World’s longest span, China’s Hong Kong-Zhuhai-Macau Bridge, stretches 34 miles (55 km) across the Pearl River Delta. An artificial island supporting Zhuhai’s port joins the financial centers of Hong Kong, Shenzhen (Special Economic Zone), and manufacturing areas like Dongguan. The bridge cuts travel time between Zhuhai and Hong Kong, formerly taking 4 hours, to 40 minutes. One unique aspect revealing cultural history: traffic patterns change from left-lane driving (in once-British Hong Kong) to right-lane vehicular traffic (the rule of the road in China).
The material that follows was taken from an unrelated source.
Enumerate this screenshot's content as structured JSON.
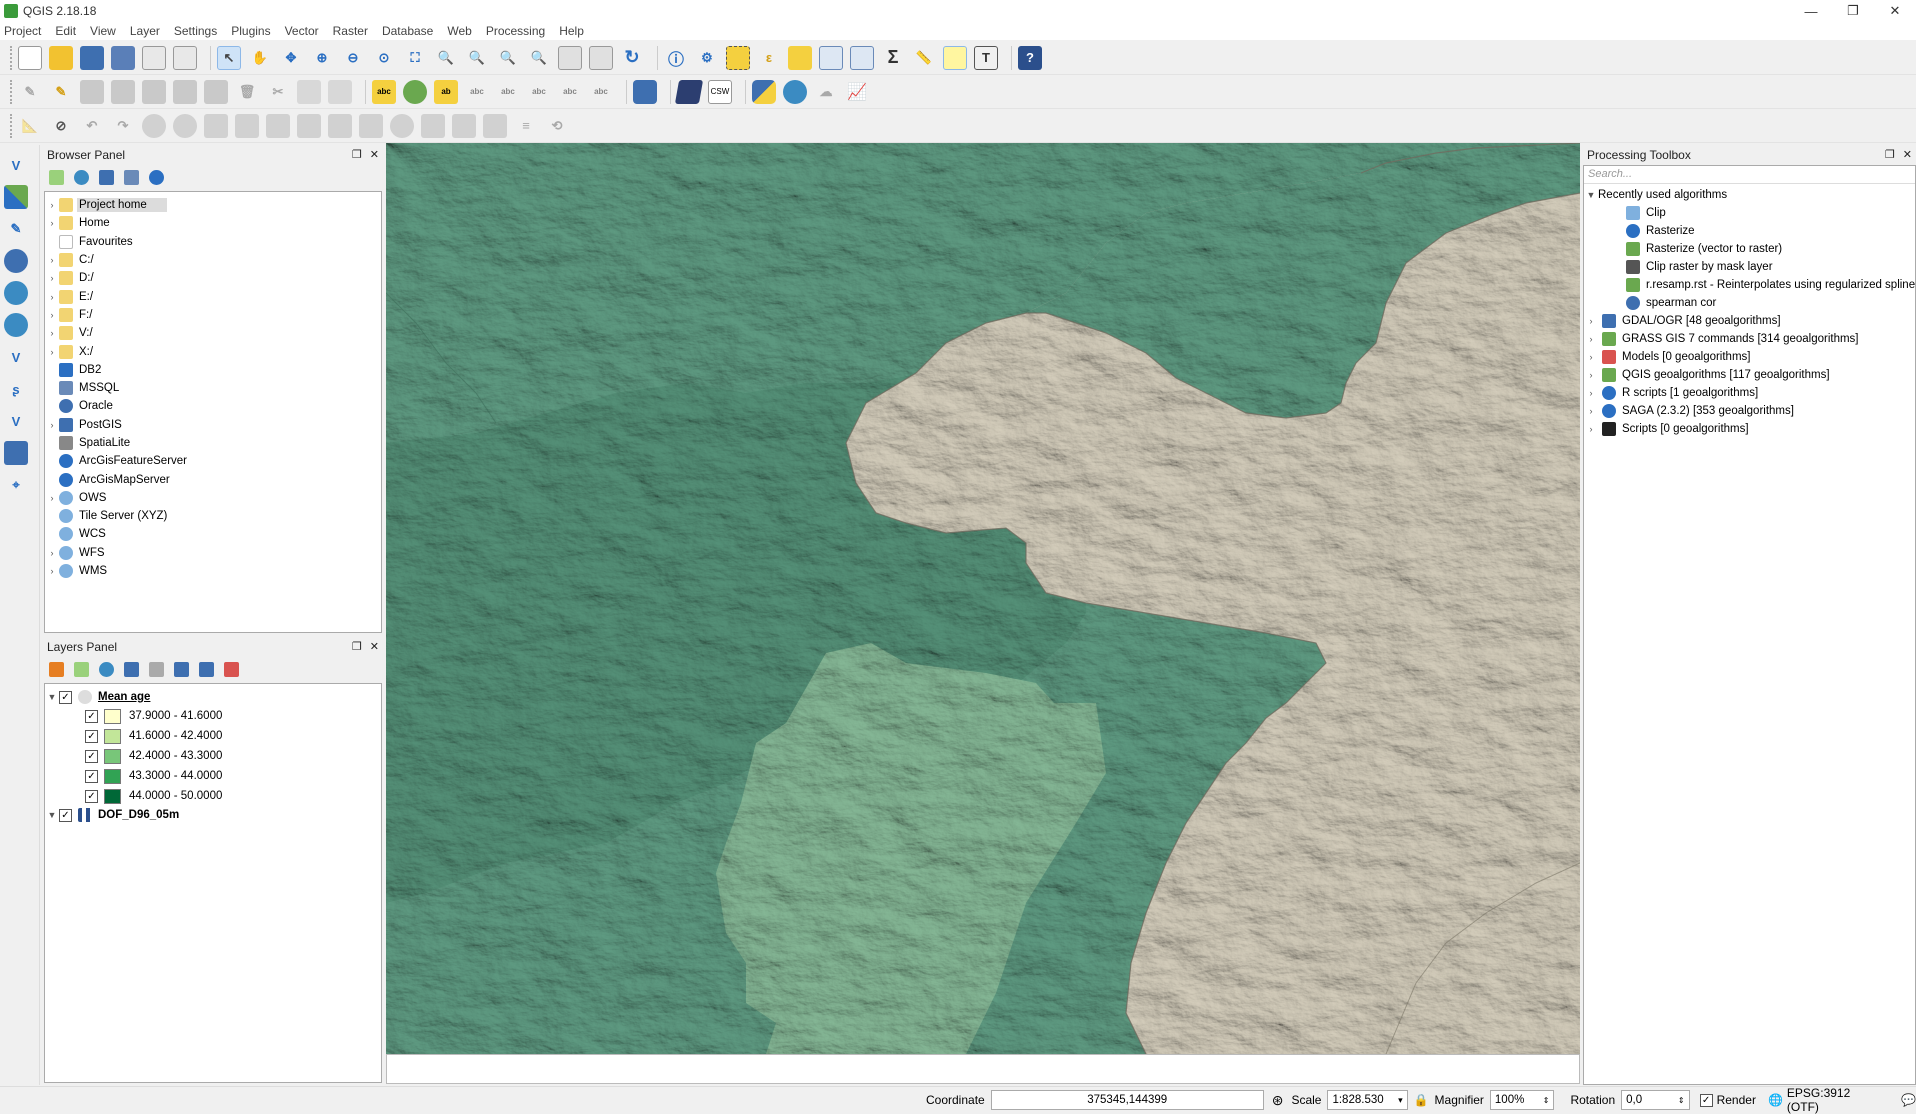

Bridges have long encouraged economic activity. London Bridge was perhaps the first shopping mall: spaces along the span were leased to stores whose taxes paid for bridge maintenance. The Brooklyn Bridge cost $15 million to build. Tolls varied: it cost one penny to walk across but double that if you brought a horse or cow, and ten times more with a one-horse wagon. Fifteen years after the bridge joined Manhattan and Brooklyn, the latter’s population doubled and both economies grew rapidly.
China’s new bridge may promise economic development but also drew headlines for costs: $7 billion for the 14 mile main span; $13 billion for tunnels. The project used enough steel (400,000 tons) to build 60 Eiffel Towers. There were also costs in lives lost: 10 people perished during construction; another 500 were injured. There were costly delays (the project was two years late) and troubling scandals: 19 people were indicted on criminal charges for fake concrete. Another cost: the number of rare white dolphins (sometimes called China’s marine panda) swimming in Hong Kong waters dropped by half, even though $68 million was devoted to their protection.
How can the Hong Kong-Zhuhai-Macau Bridge assure environmental stability? Will the University Alliance of the Silk Road and the Confucius Institute help to bring sustainable and inclusive values that are perhaps the most important bridges?
Confucius Institute. http://chinesecio.com
Hong Kong-Zhuhai-Macau Bridge Test Drive: https://www.youtube.com/watch?v=x9VOhEH4te0
Ramsey, Austin. “China opens giant bridge linking Hong Kong, Macau, and Mainland,” 23 October 2018, The New York Times.
University Alliance of the Silk Road. http://uasr.xjtu.edu.cn/About_UASR/UASR_Introduction.htm
Zhou, Christina, and Bang Xiao. “China’s massive sea bridge linking Hong Kong, Macau, and Zhuhai slashes rare white dolphin population.” 25 October 2018. https://www.abc.net.au/news/2018-10-25/white-dolphin-numbers-drop-worlds-longest-sea-bridge-opens-china/10428038.
Building the World Blog by Kathleen Lusk Brooke and Zoe G Quinn is licensed under a Creative Commons Attribution-NonCommercial-NoDerivs 3.0 Unported Licen